Smartphones have penetrated just about every aspect of our lives, except when it comes to patient care, where HIPAA regulations make the technology problematic. Now, a new secure texting application is helping to change that.
Text messaging is simple. It’s quick, easy, and portable. But when applies to dentistry, “simple” isn’t enough. It also must be secure.
That’s where Awrel, a Boston-based tech startup, comes in. The company has launched a HIPAA-compliant texting application it hopes will streamline the workflow of America’s dental offices.
“We provide the opportunity for a very simple and cost effective method to communicate between sectors, and with laboratories,” says Arnold Rosen, DDS, MBA, Awrel and CEO. “If Tom Brady had used our texting application instead of using his phone system, this issue of them wanting and needing his phone would not have been important because there is no information that resides on the phone in a HIPAA compliant application.”
By Dentists, For Dentists
Rosen explains that the Awrel solution provides functionality to intuitively create custom platforms for individuals and groups to exchange and store information, images, and documents. As such, a dentist can benefit from specialty consultation at the point of patient care, or from real-time interaction with a technician creating an implant or cosmetic prosthesis.
“We’re increasing productivity from a quantitative and qualitative standpoint,” Rosen says.
For example, from a quantitative standpoint, texting is a method for communicating rapidly and in a simple manner. Rosen says the Awrel app combines this technology in an environment where groups can be formed and documents can be shared and stored.
“I might have a restorative dentist,” Rosen says. “Or I might have, as part of a multidisciplinary team, an orthodontist preparing something for implants. I may even engage a specialist from a dental device company, like an implant company. By having a texting environment to work in, there’s no delay in the speed of communication, which is something that people are anticipating these days. So from a quantitative standpoint you can compress time and increase access to information.”
From a qualitative perspective, Rosen points to the increase in digital dentistry that often requires dentists to view work in progress. He says that currently the majority of this work is being done in a non-HIPAA compliant manner through normal text messaging.
“For that reason, we have received a lot of interest from the laboratory industry, as well as dentists who communicate with labs,” he says. “Labs can work rapidly and not have interruptions in workflow.”
In addition to avoiding workflow interruptions, Rosen says the new application simplifies practice workflow. He recalls speaking with an oral surgeon who is part of a large surgical group. The group has been using a HIPAA-compliant email system, which lacks the simplicity of text messaging, to send x-rays and to communicate. As a result, staff is resistant to using the system because of its complexity.

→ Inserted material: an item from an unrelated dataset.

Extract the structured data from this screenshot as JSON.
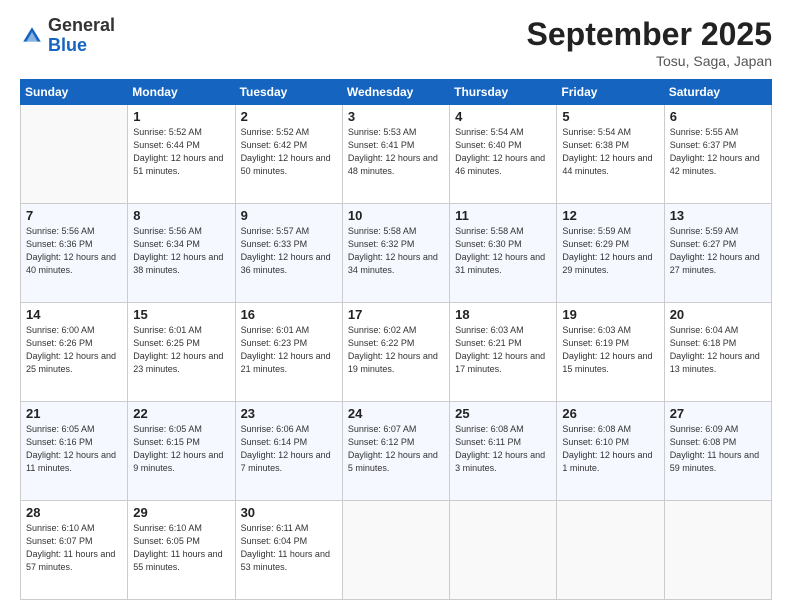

But the new mobile and web app is not just a texting application. Rosen explains that it’s built on a business platform, and the plan going forward is to provide business solutions. This could come in the form of “smart forms” that facilitate the inputting of information that has to be sent to a lab.
“These will be resident and accessible as part of this texting environment,” he says.

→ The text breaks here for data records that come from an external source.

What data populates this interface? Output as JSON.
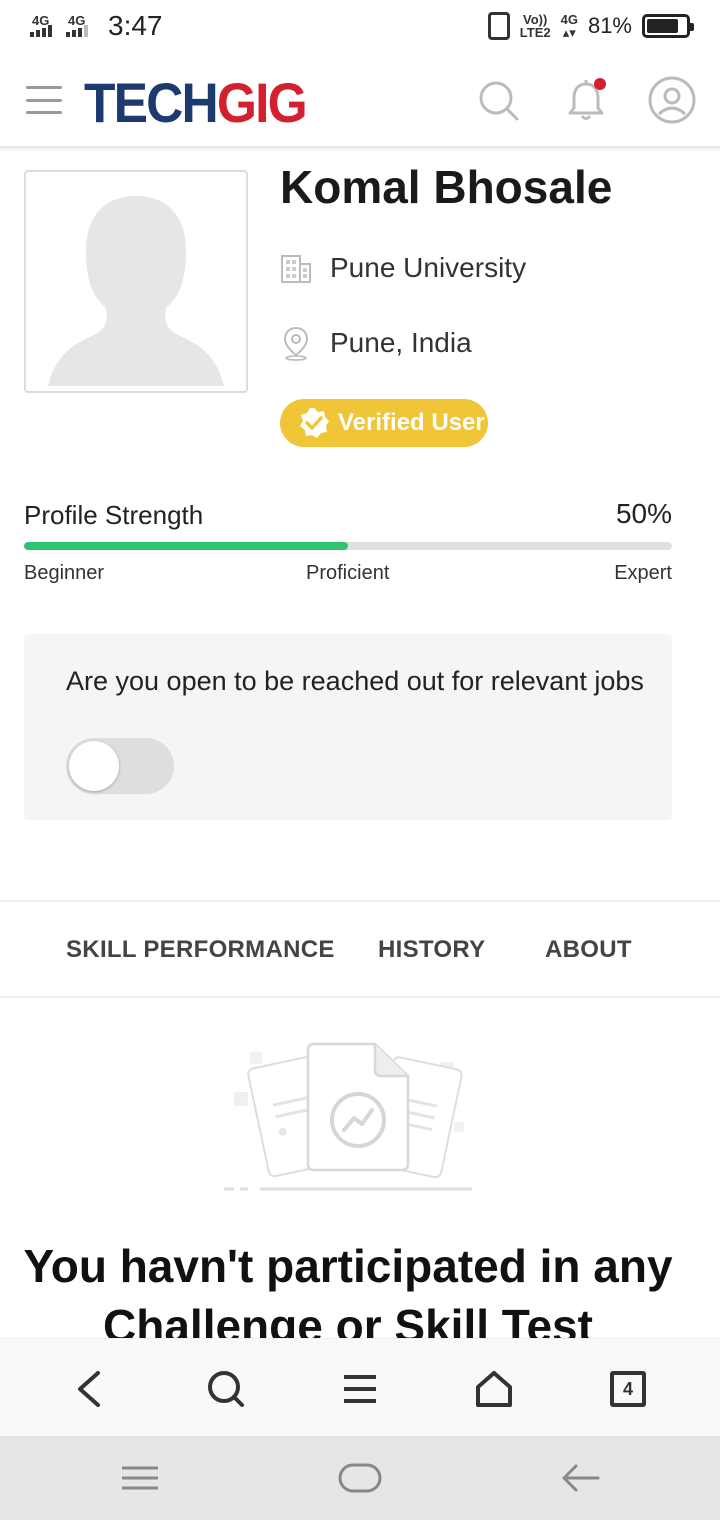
{
  "status_bar": {
    "signal1_label": "4G",
    "signal2_label": "4G",
    "time": "3:47",
    "volte_top": "Vo))",
    "volte_bottom": "LTE2",
    "net_label": "4G",
    "battery_percent": "81%",
    "battery_level": 0.81
  },
  "header": {
    "logo_part1": "TECH",
    "logo_part2": "GIG",
    "icons": [
      "menu-icon",
      "search-icon",
      "bell-icon",
      "user-icon"
    ],
    "notification_dot_color": "#d3202f"
  },
  "profile": {
    "name": "Komal Bhosale",
    "organization": "Pune University",
    "location": "Pune, India",
    "verified_label": "Verified User"
  },
  "strength": {
    "label": "Profile Strength",
    "value": "50%",
    "fraction": 0.5,
    "levels": [
      "Beginner",
      "Proficient",
      "Expert"
    ],
    "fill_color": "#2ec46d"
  },
  "job_card": {
    "question": "Are you open to be reached out for relevant jobs",
    "toggle_on": false
  },
  "tabs": [
    {
      "label": "SKILL PERFORMANCE"
    },
    {
      "label": "HISTORY"
    },
    {
      "label": "ABOUT"
    }
  ],
  "empty_state": {
    "line1": "You havn't participated in any",
    "line2": "Challenge or Skill Test"
  },
  "browser_nav": {
    "tab_count": "4",
    "icons": [
      "back-icon",
      "search-icon",
      "menu-icon",
      "home-icon",
      "tabs-icon"
    ]
  },
  "system_nav": {
    "icons": [
      "recents-icon",
      "home-icon",
      "back-icon"
    ]
  }
}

Rosen points out that the platform the new application is built on includes connectivity to the internet, and the company plans to customize the application for use in a wide range of environments.

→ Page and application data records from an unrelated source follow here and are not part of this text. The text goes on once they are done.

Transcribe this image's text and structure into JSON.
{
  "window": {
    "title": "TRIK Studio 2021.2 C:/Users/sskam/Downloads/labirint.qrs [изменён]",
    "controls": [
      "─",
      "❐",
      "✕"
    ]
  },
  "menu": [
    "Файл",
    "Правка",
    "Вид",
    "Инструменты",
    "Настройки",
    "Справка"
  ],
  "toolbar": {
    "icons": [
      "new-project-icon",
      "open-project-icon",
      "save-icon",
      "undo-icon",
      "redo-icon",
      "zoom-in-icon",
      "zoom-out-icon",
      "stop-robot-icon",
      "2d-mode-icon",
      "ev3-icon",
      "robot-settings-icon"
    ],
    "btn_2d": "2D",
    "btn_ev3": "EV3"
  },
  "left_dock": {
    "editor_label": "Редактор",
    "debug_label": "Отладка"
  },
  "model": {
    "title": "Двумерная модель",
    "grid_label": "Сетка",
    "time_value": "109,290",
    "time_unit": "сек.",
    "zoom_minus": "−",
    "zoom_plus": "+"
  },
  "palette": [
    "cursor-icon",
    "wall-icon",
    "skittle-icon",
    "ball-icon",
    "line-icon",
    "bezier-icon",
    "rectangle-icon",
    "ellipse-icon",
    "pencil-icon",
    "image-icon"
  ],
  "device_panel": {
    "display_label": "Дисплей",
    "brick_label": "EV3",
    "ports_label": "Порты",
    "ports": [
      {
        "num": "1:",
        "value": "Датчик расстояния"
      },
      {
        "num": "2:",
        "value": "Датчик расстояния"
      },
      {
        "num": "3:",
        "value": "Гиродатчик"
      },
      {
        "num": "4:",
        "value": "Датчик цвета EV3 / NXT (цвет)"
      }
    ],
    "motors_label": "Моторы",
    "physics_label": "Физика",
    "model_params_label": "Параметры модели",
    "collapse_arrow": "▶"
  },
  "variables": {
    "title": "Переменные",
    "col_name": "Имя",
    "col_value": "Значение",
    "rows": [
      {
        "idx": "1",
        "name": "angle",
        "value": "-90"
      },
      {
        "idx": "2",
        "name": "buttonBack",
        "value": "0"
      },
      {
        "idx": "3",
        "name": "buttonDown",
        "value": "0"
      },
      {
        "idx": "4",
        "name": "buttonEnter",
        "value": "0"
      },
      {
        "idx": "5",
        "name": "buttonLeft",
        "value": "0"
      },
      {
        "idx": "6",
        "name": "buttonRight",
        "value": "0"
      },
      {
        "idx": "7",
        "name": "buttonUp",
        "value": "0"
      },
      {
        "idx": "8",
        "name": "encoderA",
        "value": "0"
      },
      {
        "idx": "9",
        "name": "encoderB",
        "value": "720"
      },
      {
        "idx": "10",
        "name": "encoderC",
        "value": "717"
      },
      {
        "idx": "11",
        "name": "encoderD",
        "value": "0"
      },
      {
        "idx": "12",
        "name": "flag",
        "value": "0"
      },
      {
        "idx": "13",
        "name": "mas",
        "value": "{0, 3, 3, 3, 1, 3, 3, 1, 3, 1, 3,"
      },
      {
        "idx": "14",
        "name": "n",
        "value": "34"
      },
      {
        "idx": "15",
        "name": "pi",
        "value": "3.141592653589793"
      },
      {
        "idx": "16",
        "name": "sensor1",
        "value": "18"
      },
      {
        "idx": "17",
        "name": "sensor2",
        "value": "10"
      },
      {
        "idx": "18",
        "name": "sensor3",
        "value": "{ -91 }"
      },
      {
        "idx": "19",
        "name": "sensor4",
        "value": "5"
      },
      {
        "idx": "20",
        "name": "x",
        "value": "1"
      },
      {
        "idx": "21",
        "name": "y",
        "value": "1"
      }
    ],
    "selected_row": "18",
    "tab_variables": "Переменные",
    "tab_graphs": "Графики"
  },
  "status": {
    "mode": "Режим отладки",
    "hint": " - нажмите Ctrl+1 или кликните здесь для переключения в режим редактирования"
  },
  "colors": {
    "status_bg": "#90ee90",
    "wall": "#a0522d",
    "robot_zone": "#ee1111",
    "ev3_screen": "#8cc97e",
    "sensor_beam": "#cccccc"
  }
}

“This will provide an opportunity for a patient to have a tele-dental experience with their office,” he says. “That’s going to have significant value to the dental industry.”
Rosen further illustrates the benefits to dentists as well as patients. If a patient has an emergency because he or she breaks a tooth, they can use the application to take a photo with their phone and communicate how they’ve been compromised, both functionally and aesthetically, to the dentist—who in turn can be more efficient and productive by having that information in advance.
Rosen says he lectures frequently, and when he does, he talks about opportunity cost. And it amazes him that his colleagues have no idea what opportunity cost is.
“Opportunity cost is something that applies to the clinician and it applies to the patient” Rosen says. “When the patient comes in, if we did not communicate rapidly, and work in progress with the lab doesn’t show up, I lose productivity, and the patient has lost productivity. So there’s this opportunity cost that is seldom recognized, but probably is the most erosive aspect of the economics of a dental practice.”
The Awrel application, which was developed by dental professionals for use across the dental industry, is available from the App Store for iPhone users, and from the Google Play Store for Android users.